Carmen’s first experience of Canada would of course not be complete without an introduction to the Fall Colours. I had told her about this phenomenon to prepare her and as the leaves began to turn she expressed more amazement than at anything else she had yet experienced. She collected bright red and orange maple leaves, and yellow birch, on our evening walks with Bonnie, took pictures of them and sent them to family and friends in Philippines to share her amazement. She asked me why this happened and why some trees (spruce and pine) didn’t turn colour. Out trip to Kingston in late September was especially memorable for this reason.

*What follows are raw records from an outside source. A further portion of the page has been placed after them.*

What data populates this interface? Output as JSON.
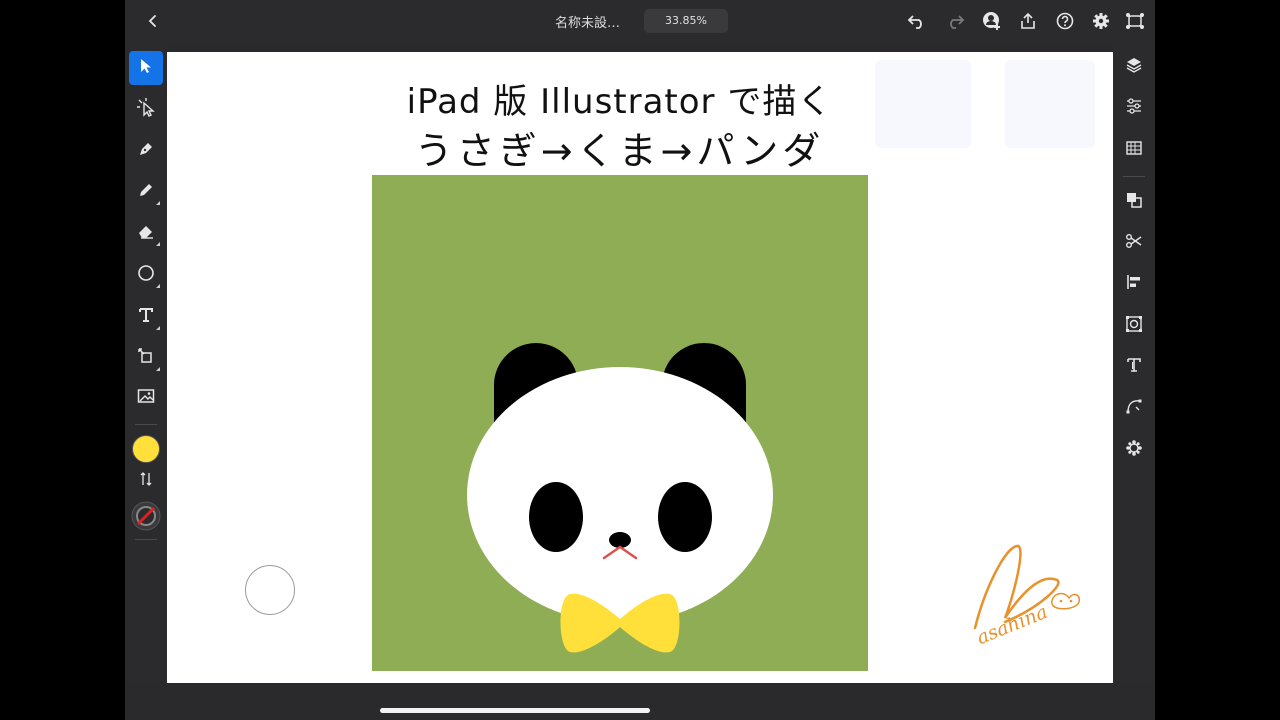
{
  "app": {
    "doc_title": "名称未設…",
    "zoom": "33.85%"
  },
  "toolbar_left": {
    "tools": [
      "selection",
      "direct-selection",
      "pen",
      "pencil",
      "eraser",
      "shape",
      "type",
      "transform",
      "place-image"
    ],
    "fill_color": "#ffe03a",
    "stroke_color": "none"
  },
  "toolbar_right": {
    "tools": [
      "layers",
      "properties",
      "libraries",
      "pathfinder",
      "cut",
      "align",
      "repeat",
      "type-settings",
      "shape-builder",
      "plugins"
    ]
  },
  "artwork": {
    "title_line1": "iPad 版 Illustrator で描く",
    "title_line2": "うさぎ→くま→パンダ",
    "background_color": "#8fad55",
    "face_color": "#ffffff",
    "ears_eyes_color": "#000000",
    "bowtie_color": "#ffe03a",
    "mouth_color": "#d9534f",
    "signature_text": "asahina"
  }
}
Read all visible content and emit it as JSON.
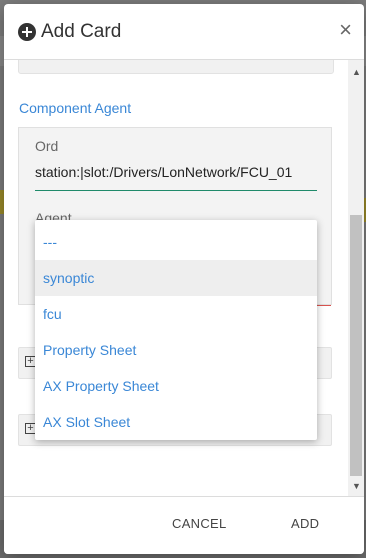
{
  "dialog": {
    "title": "Add Card",
    "close_label": "×",
    "section_label": "Component Agent",
    "ord_label": "Ord",
    "ord_value": "station:|slot:/Drivers/LonNetwork/FCU_01",
    "agent_label": "Agent",
    "cancel_label": "CANCEL",
    "add_label": "ADD"
  },
  "icons": {
    "title_icon": "plus-circle-icon",
    "close_icon": "close-icon",
    "expand_icon": "plus-square-icon",
    "scroll_up_icon": "triangle-up-icon",
    "scroll_down_icon": "triangle-down-icon"
  },
  "dropdown": {
    "selected": "synoptic",
    "options": [
      "---",
      "synoptic",
      "fcu",
      "Property Sheet",
      "AX Property Sheet",
      "AX Slot Sheet"
    ]
  },
  "colors": {
    "link": "#3a87d6",
    "ord_underline": "#1f8a6a",
    "agent_underline_error": "#d9534f",
    "selected_option_bg": "#eeeeee"
  }
}
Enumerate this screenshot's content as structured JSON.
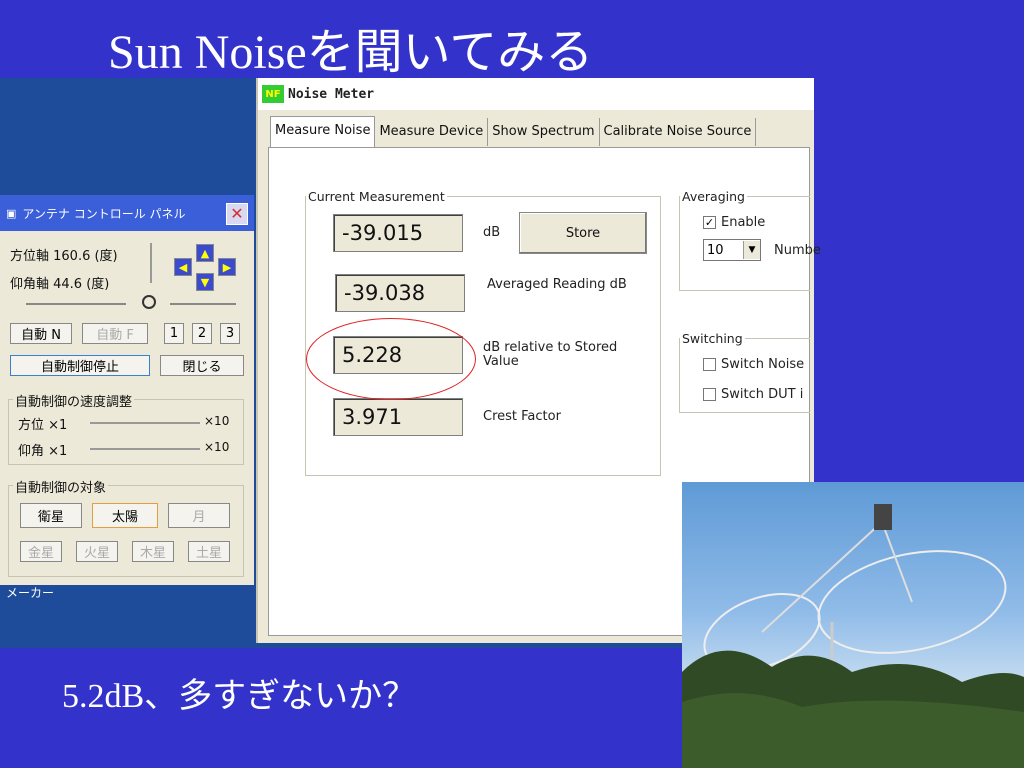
{
  "slide": {
    "title": "Sun Noiseを聞いてみる",
    "caption": "5.2dB、多すぎないか？"
  },
  "desktop": {
    "label": "メーカー"
  },
  "noise_meter": {
    "logo": "NF",
    "title": "Noise Meter",
    "tabs": [
      "Measure Noise",
      "Measure Device",
      "Show Spectrum",
      "Calibrate Noise Source"
    ],
    "current": {
      "legend": "Current Measurement",
      "reading": "-39.015",
      "reading_unit": "dB",
      "store_label": "Store",
      "averaged": "-39.038",
      "averaged_label": "Averaged Reading dB",
      "relative": "5.228",
      "relative_label": "dB relative to Stored Value",
      "crest": "3.971",
      "crest_label": "Crest Factor"
    },
    "averaging": {
      "legend": "Averaging",
      "enable_label": "Enable",
      "enable_checked": true,
      "count": "10",
      "number_label": "Numbe"
    },
    "switching": {
      "legend": "Switching",
      "noise_label": "Switch Noise",
      "dut_label": "Switch DUT i"
    },
    "highlight_color": "#e02020"
  },
  "antenna_panel": {
    "title": "アンテナ コントロール パネル",
    "azimuth": "方位軸 160.6 (度)",
    "elevation": "仰角軸 44.6 (度)",
    "buttons": {
      "auto_n": "自動 N",
      "auto_f": "自動 F",
      "b1": "1",
      "b2": "2",
      "b3": "3",
      "stop": "自動制御停止",
      "close": "閉じる"
    },
    "speed": {
      "legend": "自動制御の速度調整",
      "az_label": "方位 ×1",
      "el_label": "仰角 ×1",
      "max_label": "×10"
    },
    "target": {
      "legend": "自動制御の対象",
      "satellite": "衛星",
      "sun": "太陽",
      "moon": "月",
      "venus": "金星",
      "mars": "火星",
      "jupiter": "木星",
      "saturn": "土星"
    }
  }
}
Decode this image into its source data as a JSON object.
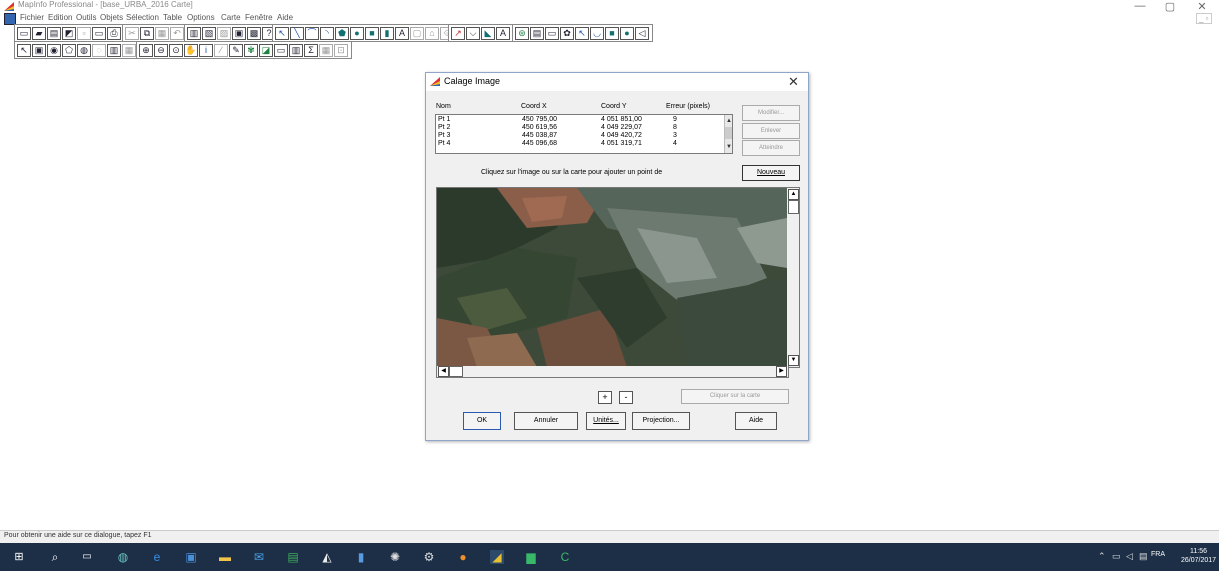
{
  "window": {
    "title": "MapInfo Professional - [base_URBA_2016 Carte]",
    "controls": {
      "minimize": "—",
      "maximize": "▢",
      "close": "✕"
    },
    "mdi_controls": "_ ▫"
  },
  "menu": [
    "Fichier",
    "Edition",
    "Outils",
    "Objets",
    "Sélection",
    "Table",
    "Options",
    "Carte",
    "Fenêtre",
    "Aide"
  ],
  "toolbar_icons": {
    "row1_a": [
      "new-icon",
      "open-icon",
      "open-workspace-icon",
      "save-icon",
      "save-as-icon",
      "close-icon",
      "print-icon"
    ],
    "row1_b": [
      "cut-icon",
      "copy-icon",
      "paste-icon",
      "undo-icon"
    ],
    "row1_c": [
      "new-browser-icon",
      "new-mapper-icon",
      "new-grapher-icon",
      "new-layout-icon",
      "new-redistrict-icon",
      "help-pointer-icon"
    ],
    "row1_d": [
      "select-icon",
      "line-icon",
      "polyline-icon",
      "arc-icon",
      "polygon-icon",
      "ellipse-icon",
      "rectangle-icon",
      "rounded-rect-icon",
      "text-icon",
      "frame-icon",
      "add-node-icon",
      "symbol-icon"
    ],
    "row1_e": [
      "line-style-icon",
      "region-style-icon",
      "polygon-style-icon",
      "text-style-icon"
    ],
    "row1_f": [
      "tool-a-icon",
      "tool-b-icon",
      "tool-c-icon",
      "tool-d-icon",
      "tool-e-icon",
      "tool-f-icon",
      "tool-g-icon",
      "tool-h-icon",
      "tool-i-icon"
    ],
    "row2_a": [
      "arrow-select-icon",
      "marquee-icon",
      "radius-icon",
      "polygon-select-icon",
      "boundary-icon",
      "unselect-icon",
      "invert-icon",
      "graph-select-icon"
    ],
    "row2_b": [
      "zoom-in-icon",
      "zoom-out-icon",
      "change-view-icon",
      "grabber-icon",
      "info-icon",
      "hotlink-icon",
      "label-icon",
      "drag-map-icon",
      "layer-control-icon",
      "ruler-icon",
      "legend-icon",
      "statistics-icon",
      "set-target-icon",
      "clip-region-icon"
    ]
  },
  "dialog": {
    "title": "Calage Image",
    "close_glyph": "✕",
    "columns": [
      "Nom",
      "Coord X",
      "Coord Y",
      "Erreur (pixels)"
    ],
    "points": [
      {
        "name": "Pt 1",
        "x": "450 795,00",
        "y": "4 051 851,00",
        "err": "9"
      },
      {
        "name": "Pt 2",
        "x": "450 619,56",
        "y": "4 049 229,07",
        "err": "8"
      },
      {
        "name": "Pt 3",
        "x": "445 038,87",
        "y": "4 049 420,72",
        "err": "3"
      },
      {
        "name": "Pt 4",
        "x": "445 096,68",
        "y": "4 051 319,71",
        "err": "4"
      }
    ],
    "side_buttons": {
      "modifier": "Modifier...",
      "enlever": "Enlever",
      "atteindre": "Atteindre",
      "nouveau": "Nouveau"
    },
    "hint": "Cliquez sur l'image ou sur la carte pour ajouter un point de",
    "zoom_in": "+",
    "zoom_out": "-",
    "clip_button": "Cliquer sur la carte",
    "buttons": {
      "ok": "OK",
      "annuler": "Annuler",
      "unites": "Unités...",
      "projection": "Projection...",
      "aide": "Aide"
    }
  },
  "statusbar": {
    "text": "Pour obtenir une aide sur ce dialogue, tapez F1"
  },
  "taskbar": {
    "apps": [
      "start-icon",
      "search-icon",
      "task-view-icon",
      "app-globe-icon",
      "edge-icon",
      "app-blue-icon",
      "file-explorer-icon",
      "mail-icon",
      "excel-icon",
      "photos-icon",
      "app-doc-icon",
      "app-network-icon",
      "app-gear-icon",
      "firefox-icon",
      "mapinfo-icon",
      "app-green-icon",
      "app-green-c-icon"
    ],
    "tray": {
      "lang": "FRA",
      "time": "11:56",
      "date": "26/07/2017"
    }
  },
  "colors": {
    "taskbar": "#1c2f47",
    "dialog_bg": "#f0f0f0",
    "accent": "#2a5bb0"
  }
}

When we went to Upper Canada Village a few weeks later to take in the Halloween Festival the colours were already turning to brown and dropping. UCV is one of my favourite places and anyone with imagination for history can tele-transport themselves back 200 years to an earlier time. I’m not sure Carmen quite appreciated the Canadian pioneer replication as I do (the three-course festive dinner at the Hotel was pretty plain), but she did appreciate the festival of lights, spooky Jack-o-Lanterns and spectres, Ichabod Crane incongruously mixed with Chewbacca; 5-year old grandson Miles held her hand and 7-year old Victor kept an eye out for me.
We never made it to Montreal nor Quebec City. Maybe next time.
Carmen’s education of Canada though was made complete with her introduction to Canadian Football. Football in the Philippines is of course soccer. She had no sense of ‘American Football’ but she was a quick study of Canadian Football, complete with the bus rides to the ball park, the pregame meal at my favourite local pub (Patty’s), the politely depressed Ottawa fans. She liked the stadium, she liked the big crowds, she liked the players, though wondered why many of them were black. Surprisingly she caught on quickly to the essence of the game: blocking, tackling, running, passing, catching and kicking; three ‘downs’ to make a ‘first down’ (ten yards or more) and a new set of ‘downs’; and if you didn’t you should punt the ball; or if close enough to the opponents end zone, you could try for a field goal; and of course the ‘touchdown’ (why is it called a touchdown?). She had trouble with the choice of convert (kick for 1 point from the 35, or cross the goal line from the 5 yard line for 2 points); she didn’t question the ‘rouge’ and I never had to explain the Safety Touch. Overall I was quite impressed; she was quicker than many of the Canadianwomen I had recently dated. She hadn’t nearly the insight that Marlene had, but Marlene had 50 years of exposure, having started learning about football when I played in high school.
For the most part Carmen absorbed all this Canadiana in relative quiet. The only thing she was loud about was cheering for the white team when they made a big play. She never quite accepted that the home team (Ottawa RedBlacks) always wore black and it was the visiting team wearing the white jerseys. She had a natural preference for white. Besides, she’d say, your team are losers! And she was right. Ottawa went 3 and 15 that year and got worse and worse as the year went by.
I guess I can’t question her judgment on that score.